-- Records shown follows --

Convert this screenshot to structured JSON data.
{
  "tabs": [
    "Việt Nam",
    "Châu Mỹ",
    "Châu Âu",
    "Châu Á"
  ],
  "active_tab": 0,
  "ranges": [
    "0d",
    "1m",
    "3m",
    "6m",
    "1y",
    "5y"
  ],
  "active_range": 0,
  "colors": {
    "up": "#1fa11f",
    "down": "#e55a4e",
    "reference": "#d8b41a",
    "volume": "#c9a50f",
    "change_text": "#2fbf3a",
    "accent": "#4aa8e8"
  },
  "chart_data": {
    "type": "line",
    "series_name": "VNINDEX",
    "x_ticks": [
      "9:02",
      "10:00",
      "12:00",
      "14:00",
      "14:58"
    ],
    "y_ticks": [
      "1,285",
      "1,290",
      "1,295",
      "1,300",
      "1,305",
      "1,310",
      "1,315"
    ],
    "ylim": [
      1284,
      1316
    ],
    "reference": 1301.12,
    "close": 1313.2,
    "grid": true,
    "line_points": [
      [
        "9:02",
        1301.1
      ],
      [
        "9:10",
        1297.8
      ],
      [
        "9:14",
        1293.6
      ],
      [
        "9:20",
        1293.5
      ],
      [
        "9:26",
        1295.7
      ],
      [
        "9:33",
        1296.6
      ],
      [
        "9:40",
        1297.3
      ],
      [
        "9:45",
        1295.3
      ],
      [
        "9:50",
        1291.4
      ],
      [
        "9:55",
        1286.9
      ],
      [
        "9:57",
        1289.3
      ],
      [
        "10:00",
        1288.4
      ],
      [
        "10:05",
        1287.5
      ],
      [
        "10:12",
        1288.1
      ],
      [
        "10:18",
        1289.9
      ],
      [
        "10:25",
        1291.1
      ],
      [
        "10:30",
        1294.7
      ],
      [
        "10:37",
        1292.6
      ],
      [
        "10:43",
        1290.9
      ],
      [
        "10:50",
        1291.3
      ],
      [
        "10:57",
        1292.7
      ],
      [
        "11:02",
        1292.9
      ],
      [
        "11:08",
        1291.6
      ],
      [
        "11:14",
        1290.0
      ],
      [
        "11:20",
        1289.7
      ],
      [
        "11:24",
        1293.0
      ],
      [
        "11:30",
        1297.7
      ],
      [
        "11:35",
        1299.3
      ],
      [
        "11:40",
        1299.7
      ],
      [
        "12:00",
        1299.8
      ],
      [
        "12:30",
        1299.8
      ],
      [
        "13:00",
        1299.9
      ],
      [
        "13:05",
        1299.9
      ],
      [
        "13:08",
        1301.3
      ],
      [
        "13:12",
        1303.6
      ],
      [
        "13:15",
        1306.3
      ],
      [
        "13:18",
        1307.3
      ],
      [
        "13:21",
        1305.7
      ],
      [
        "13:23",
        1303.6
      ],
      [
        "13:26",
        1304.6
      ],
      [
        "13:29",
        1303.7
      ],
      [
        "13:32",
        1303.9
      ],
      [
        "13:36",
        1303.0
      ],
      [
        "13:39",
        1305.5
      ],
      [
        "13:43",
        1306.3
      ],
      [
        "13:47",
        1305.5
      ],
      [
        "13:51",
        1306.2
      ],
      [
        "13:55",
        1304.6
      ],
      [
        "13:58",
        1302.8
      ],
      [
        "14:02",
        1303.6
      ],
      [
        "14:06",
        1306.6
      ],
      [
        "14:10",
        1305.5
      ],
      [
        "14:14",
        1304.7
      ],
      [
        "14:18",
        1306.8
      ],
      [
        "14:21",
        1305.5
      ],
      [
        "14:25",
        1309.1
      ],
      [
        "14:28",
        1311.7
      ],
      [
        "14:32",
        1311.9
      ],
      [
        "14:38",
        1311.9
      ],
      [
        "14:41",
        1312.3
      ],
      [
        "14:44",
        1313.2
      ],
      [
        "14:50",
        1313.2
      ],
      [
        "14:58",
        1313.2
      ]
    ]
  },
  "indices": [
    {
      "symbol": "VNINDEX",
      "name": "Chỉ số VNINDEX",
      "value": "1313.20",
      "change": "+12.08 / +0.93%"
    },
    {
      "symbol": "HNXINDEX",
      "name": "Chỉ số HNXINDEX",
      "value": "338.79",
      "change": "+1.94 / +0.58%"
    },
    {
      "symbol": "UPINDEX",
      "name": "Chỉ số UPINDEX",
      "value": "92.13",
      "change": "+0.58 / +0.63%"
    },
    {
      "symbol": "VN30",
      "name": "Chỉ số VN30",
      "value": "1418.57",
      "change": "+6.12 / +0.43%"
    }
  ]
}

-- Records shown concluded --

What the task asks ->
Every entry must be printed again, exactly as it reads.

Worked solution ->
Convert this screenshot to structured JSON data.
{
  "tabs": [
    "Việt Nam",
    "Châu Mỹ",
    "Châu Âu",
    "Châu Á"
  ],
  "active_tab": 0,
  "ranges": [
    "0d",
    "1m",
    "3m",
    "6m",
    "1y",
    "5y"
  ],
  "active_range": 0,
  "colors": {
    "up": "#1fa11f",
    "down": "#e55a4e",
    "reference": "#d8b41a",
    "volume": "#c9a50f",
    "change_text": "#2fbf3a",
    "accent": "#4aa8e8"
  },
  "chart_data": {
    "type": "line",
    "series_name": "VNINDEX",
    "x_ticks": [
      "9:02",
      "10:00",
      "12:00",
      "14:00",
      "14:58"
    ],
    "y_ticks": [
      "1,285",
      "1,290",
      "1,295",
      "1,300",
      "1,305",
      "1,310",
      "1,315"
    ],
    "ylim": [
      1284,
      1316
    ],
    "reference": 1301.12,
    "close": 1313.2,
    "grid": true,
    "line_points": [
      [
        "9:02",
        1301.1
      ],
      [
        "9:10",
        1297.8
      ],
      [
        "9:14",
        1293.6
      ],
      [
        "9:20",
        1293.5
      ],
      [
        "9:26",
        1295.7
      ],
      [
        "9:33",
        1296.6
      ],
      [
        "9:40",
        1297.3
      ],
      [
        "9:45",
        1295.3
      ],
      [
        "9:50",
        1291.4
      ],
      [
        "9:55",
        1286.9
      ],
      [
        "9:57",
        1289.3
      ],
      [
        "10:00",
        1288.4
      ],
      [
        "10:05",
        1287.5
      ],
      [
        "10:12",
        1288.1
      ],
      [
        "10:18",
        1289.9
      ],
      [
        "10:25",
        1291.1
      ],
      [
        "10:30",
        1294.7
      ],
      [
        "10:37",
        1292.6
      ],
      [
        "10:43",
        1290.9
      ],
      [
        "10:50",
        1291.3
      ],
      [
        "10:57",
        1292.7
      ],
      [
        "11:02",
        1292.9
      ],
      [
        "11:08",
        1291.6
      ],
      [
        "11:14",
        1290.0
      ],
      [
        "11:20",
        1289.7
      ],
      [
        "11:24",
        1293.0
      ],
      [
        "11:30",
        1297.7
      ],
      [
        "11:35",
        1299.3
      ],
      [
        "11:40",
        1299.7
      ],
      [
        "12:00",
        1299.8
      ],
      [
        "12:30",
        1299.8
      ],
      [
        "13:00",
        1299.9
      ],
      [
        "13:05",
        1299.9
      ],
      [
        "13:08",
        1301.3
      ],
      [
        "13:12",
        1303.6
      ],
      [
        "13:15",
        1306.3
      ],
      [
        "13:18",
        1307.3
      ],
      [
        "13:21",
        1305.7
      ],
      [
        "13:23",
        1303.6
      ],
      [
        "13:26",
        1304.6
      ],
      [
        "13:29",
        1303.7
      ],
      [
        "13:32",
        1303.9
      ],
      [
        "13:36",
        1303.0
      ],
      [
        "13:39",
        1305.5
      ],
      [
        "13:43",
        1306.3
      ],
      [
        "13:47",
        1305.5
      ],
      [
        "13:51",
        1306.2
      ],
      [
        "13:55",
        1304.6
      ],
      [
        "13:58",
        1302.8
      ],
      [
        "14:02",
        1303.6
      ],
      [
        "14:06",
        1306.6
      ],
      [
        "14:10",
        1305.5
      ],
      [
        "14:14",
        1304.7
      ],
      [
        "14:18",
        1306.8
      ],
      [
        "14:21",
        1305.5
      ],
      [
        "14:25",
        1309.1
      ],
      [
        "14:28",
        1311.7
      ],
      [
        "14:32",
        1311.9
      ],
      [
        "14:38",
        1311.9
      ],
      [
        "14:41",
        1312.3
      ],
      [
        "14:44",
        1313.2
      ],
      [
        "14:50",
        1313.2
      ],
      [
        "14:58",
        1313.2
      ]
    ]
  },
  "indices": [
    {
      "symbol": "VNINDEX",
      "name": "Chỉ số VNINDEX",
      "value": "1313.20",
      "change": "+12.08 / +0.93%"
    },
    {
      "symbol": "HNXINDEX",
      "name": "Chỉ số HNXINDEX",
      "value": "338.79",
      "change": "+1.94 / +0.58%"
    },
    {
      "symbol": "UPINDEX",
      "name": "Chỉ số UPINDEX",
      "value": "92.13",
      "change": "+0.58 / +0.63%"
    },
    {
      "symbol": "VN30",
      "name": "Chỉ số VN30",
      "value": "1418.57",
      "change": "+6.12 / +0.43%"
    }
  ]
}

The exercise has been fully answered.